Movers and SHAKERS
Money Supply is Like Caffeine for Stocks
The growth of money supply over the past year is beyond comparison to any other point in history. Change in money in circulation has a fairly predictable impact on many areas of the economy. When it grows above the pace of the economy it impacts prices. This includes asset prices such as stocks and real estate. The impact on financial assets that provide income such as bonds is most often negative. Investors should be well-versed on the impact increased money in the economy has on investments.
“Money Supply” refers to the amount of money in circulation. This could include everything from physical currency, the amount of unused revolving credit, and short-term deposits such as checking and longer-term deposits in CDs. Money supply in effect is a measure of the purchasing power of a population. The economic law of supply and demand, says, the higher the money supply (easy money), the more difficult it is for the currency to retain its value. When any currency loses its value, it takes more of it to buy goods, services, even investments. The number of dollars it takes to buy something is inflated.
The growth can be shown to be directly correlated to increases in stock market valuation. When there is a greater amount of money available, there is more money to be put in stocks. Anecdotally, we saw an impact on stock prices each time a new stimulus check was approved (forward-looking investors) and again after they hit people's accounts. The reason is basic; more money in circulation, with a roughly unchanged supply of equity to be owned, results in pushing the value of the equity up.
In the past year, money supply as measured by the widely quoted M2 data (cash, checking deposits, and easily convertible "near money") are striking. As a reference, the money supply surge in 2020 exceeded any in the one-and-a-half centuries for which there is data. Between March and November, the measure of M2, jumped 24%. The steep rise has flattened a bit, but growth remains rampant into 2021.
As prices move up (inflation), investors demand a higher return on their investments to make up for the erosion in purchasing power of their money. They reduce their investments in interest-bearing securities such as bonds until the yield reaches their future inflation expectations, plus some additional level of protection. Bond investors are particularly cautious because higher interest rates reduce the value of their comparatively lower yielding portfolio. This disincentive to invest in bonds, or lend in other ways, motivates more people to move more money into stocks. The trend that occurs with investors moving out of bonds and chasing superior equity returns, can become self-fulfilling. The more stocks rise and bonds fall, the more investors allocate their portfolio to include more equities. They are chasing return and it may snowball for them.

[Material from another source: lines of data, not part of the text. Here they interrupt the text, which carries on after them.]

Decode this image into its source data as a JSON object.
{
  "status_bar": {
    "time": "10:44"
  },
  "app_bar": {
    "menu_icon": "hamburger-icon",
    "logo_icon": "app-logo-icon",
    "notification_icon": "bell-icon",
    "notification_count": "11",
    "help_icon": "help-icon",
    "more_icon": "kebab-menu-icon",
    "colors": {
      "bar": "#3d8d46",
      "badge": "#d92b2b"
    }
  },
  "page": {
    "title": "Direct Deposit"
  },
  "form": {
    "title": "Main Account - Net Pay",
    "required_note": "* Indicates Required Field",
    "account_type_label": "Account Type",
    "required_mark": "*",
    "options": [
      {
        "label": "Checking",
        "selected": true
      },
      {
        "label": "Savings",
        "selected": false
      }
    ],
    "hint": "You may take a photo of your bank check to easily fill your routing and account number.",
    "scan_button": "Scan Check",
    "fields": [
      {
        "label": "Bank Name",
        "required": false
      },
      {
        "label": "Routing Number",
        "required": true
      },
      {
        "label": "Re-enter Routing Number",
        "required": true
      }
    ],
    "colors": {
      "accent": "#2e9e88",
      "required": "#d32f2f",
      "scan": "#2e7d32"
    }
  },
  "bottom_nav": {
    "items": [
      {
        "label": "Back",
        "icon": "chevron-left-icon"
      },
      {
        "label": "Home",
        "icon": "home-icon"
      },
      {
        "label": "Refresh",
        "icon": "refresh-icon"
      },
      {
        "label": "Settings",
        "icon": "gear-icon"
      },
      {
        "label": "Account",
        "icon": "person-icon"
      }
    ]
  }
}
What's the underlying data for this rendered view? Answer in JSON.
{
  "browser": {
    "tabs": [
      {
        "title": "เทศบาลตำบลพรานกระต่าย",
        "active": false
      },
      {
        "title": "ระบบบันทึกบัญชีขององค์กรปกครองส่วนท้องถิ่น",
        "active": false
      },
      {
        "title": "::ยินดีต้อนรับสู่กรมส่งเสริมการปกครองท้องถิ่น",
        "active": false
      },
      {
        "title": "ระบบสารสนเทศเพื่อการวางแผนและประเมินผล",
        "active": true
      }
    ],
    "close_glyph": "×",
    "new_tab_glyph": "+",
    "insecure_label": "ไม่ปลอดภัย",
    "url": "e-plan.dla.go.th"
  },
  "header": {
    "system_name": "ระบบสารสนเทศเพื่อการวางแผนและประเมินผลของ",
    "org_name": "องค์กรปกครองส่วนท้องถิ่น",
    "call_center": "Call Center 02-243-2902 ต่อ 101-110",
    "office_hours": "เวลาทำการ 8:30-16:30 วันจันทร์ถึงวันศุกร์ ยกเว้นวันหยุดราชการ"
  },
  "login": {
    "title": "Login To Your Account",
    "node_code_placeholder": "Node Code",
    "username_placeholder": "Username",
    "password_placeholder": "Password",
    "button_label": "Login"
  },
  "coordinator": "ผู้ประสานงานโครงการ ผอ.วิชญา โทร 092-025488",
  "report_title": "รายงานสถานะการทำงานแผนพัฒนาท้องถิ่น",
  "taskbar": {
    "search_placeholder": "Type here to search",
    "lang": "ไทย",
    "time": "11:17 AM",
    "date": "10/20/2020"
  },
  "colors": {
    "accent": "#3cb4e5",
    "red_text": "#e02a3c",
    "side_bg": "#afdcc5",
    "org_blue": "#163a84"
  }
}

Visually, the trend in Money Supply growth is shown below to coincide with the trend in stock market returns. As more activity and money flows into a market, that market naturally has a positive upward trend. Because of this, market analysts keep an eye on big changes in money as an indicator of the way the stock market will behave in the near future.
Money Supply (M2) Trend compared to Stocks (Nasdaq 100) trend since 2016. M2 has a smooth line as money in circulation has few bumps or dips. The trajectory over most time periods is mostly equivalent.
The growth trend of the overall ability to spend throughout the economy has been growing at rates not seen since the 1970s. That decade was known for its struggle to tame price increases. The annual inflation rate (CPI-U) measured in December 2020 was 1.4%. During the year inflation reached a high of 2.5%, in January and a low of 0.1 in May. The Fed forecasts a 2% CPI-U growth rate for 2021. Their open market operations, which include buying bonds and bond ETFs are ongoing. This injects money, directly into the system, and into the hands of investors (sellers). There are many factors impacting stock prices, this is one of those factors that is positive for equities.
About the Author:
Laila Jiwani is a freelance writer specializing in topics related to social finance and international economic trends. Currently based in Dallas, Texas, she is an Erasmus Mundus Joint Master's Graduate and has worked for economic development organizations in the U.S., Morocco, Kenya, Pakistan and Kyrgyzstan.